In the recent issue of the New England Journal of Medicine, several articles discuss different aspects of heart transplantation. One interesting aspect is about reversing the irreversible – donating hearts after cardiac death.
It used to be that organ donation can only occur after cardiac death, e.g. after a donor’s heart has completely stopped. Organs such as kidneys can then be transplanted from the donor to the recipient. However, this posed a challenge for heart transplant since the donor’s heart is dead and has irreversibly stopped, and is therefore not viable for transplantation anymore.
In recent years, the concept of brain death came up – irreversible loss of brain functioning. This opened new possibilities for organ donation – especially heart donation. However, the heart remains to be the main source of vital signs and cardiac death is still one of the most common way of defining clinical death. There are, however, some recent reports of hearts from “dead” donors that were successfully transplanted and restarted in recipients bodies. This sparked some ethical as well as clinical questions.
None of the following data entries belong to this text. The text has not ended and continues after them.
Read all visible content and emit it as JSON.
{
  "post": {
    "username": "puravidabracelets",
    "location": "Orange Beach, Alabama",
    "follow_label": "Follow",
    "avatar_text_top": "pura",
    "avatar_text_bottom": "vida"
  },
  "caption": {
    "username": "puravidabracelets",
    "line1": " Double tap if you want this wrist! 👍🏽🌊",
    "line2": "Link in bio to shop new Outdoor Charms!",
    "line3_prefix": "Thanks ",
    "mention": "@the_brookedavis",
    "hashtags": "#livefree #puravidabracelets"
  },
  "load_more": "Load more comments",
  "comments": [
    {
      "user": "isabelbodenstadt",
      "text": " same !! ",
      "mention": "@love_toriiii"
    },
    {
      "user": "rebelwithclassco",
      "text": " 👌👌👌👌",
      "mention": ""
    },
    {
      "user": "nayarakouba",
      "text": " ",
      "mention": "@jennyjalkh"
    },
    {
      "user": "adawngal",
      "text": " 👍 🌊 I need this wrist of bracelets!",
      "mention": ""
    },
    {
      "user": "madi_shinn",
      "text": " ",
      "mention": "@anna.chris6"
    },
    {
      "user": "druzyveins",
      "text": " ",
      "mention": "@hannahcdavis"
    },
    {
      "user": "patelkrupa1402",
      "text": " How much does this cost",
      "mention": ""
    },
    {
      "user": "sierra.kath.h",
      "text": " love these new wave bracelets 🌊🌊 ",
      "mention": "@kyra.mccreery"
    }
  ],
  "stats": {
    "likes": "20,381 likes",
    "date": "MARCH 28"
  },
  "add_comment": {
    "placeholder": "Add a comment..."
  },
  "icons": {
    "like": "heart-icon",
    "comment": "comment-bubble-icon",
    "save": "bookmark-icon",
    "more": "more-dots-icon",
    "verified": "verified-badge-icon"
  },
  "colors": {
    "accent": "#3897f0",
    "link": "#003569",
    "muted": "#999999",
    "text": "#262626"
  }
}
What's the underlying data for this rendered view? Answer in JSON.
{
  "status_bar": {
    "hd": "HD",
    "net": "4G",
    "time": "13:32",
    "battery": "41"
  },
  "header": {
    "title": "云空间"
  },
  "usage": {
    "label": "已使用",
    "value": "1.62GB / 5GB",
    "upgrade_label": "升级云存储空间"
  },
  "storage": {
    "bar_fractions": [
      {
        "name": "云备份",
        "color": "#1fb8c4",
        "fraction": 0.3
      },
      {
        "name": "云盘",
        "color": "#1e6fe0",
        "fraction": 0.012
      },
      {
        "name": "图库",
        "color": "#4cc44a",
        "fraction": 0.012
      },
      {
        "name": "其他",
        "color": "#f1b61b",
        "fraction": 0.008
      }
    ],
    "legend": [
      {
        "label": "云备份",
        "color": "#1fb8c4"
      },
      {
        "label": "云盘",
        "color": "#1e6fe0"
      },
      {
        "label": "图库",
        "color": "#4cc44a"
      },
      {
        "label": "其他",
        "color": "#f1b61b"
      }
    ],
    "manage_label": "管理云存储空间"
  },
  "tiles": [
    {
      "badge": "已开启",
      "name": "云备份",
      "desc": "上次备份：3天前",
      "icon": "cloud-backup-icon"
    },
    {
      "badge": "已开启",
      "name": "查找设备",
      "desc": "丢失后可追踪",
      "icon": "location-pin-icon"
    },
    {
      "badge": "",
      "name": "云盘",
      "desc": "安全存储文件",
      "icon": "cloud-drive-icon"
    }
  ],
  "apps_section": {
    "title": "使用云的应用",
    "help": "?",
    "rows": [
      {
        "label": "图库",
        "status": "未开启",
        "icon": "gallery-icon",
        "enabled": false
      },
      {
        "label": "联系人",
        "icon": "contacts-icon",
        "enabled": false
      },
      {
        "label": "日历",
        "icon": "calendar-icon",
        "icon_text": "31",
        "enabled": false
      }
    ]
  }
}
According to Robert M. Veatch, professor of medical ethics at the Kennedy Institute of Ethics, Georgetown University
“…when can death be pronounced on the basis of loss of heart function? Death must be permanent. Clinicians sometimes carelessly speak about patients who experience “clinical death” only to be “brought back to life” by means of cardiopulmonary resuscitation.
Where do we actually draw the line between life and death, be it cardiac death or brain death?
A 1993 protocol for the procurement of organs from adults by the University of Pittsburgh Medical Center defines cardiac death when the heart has stopped for 120 seconds, on the basis of the claim that autoresuscitation had never occurred after that period.
There are, however, varying opinions as to how long should one wait before cardiac death is declared. It is possible to restart a heart physiologically by means of external stimulation even beyond the period of 120 seconds. Some experts believe in waiting for 10 minutes or longer. Others would go for 5 minutes.
To put things into perspective, let’s look at some statistics on heart transplant from the American Heart Association:
- 2,192 heart transplants were performed in the US in 2006; 2,125 in 2005.
- In the US, 74.2% of heart transplant patients are male; 68.4% are white; 20.0% are aged 35 to 49 and 55.3% are aged 5 to 64.
- As of June 15, 2007, the five-year survival rate was 72.3% for male heart transplant recipients and 67.6% for females.
Clearly, heart transplant have saved thousands of lives since the first successful procedure was performed in 1968. However, if more lives were to be saved, the definition of life and death have to be resolved.
Next in this series: pediatric heart transplants
Photo credit: bizior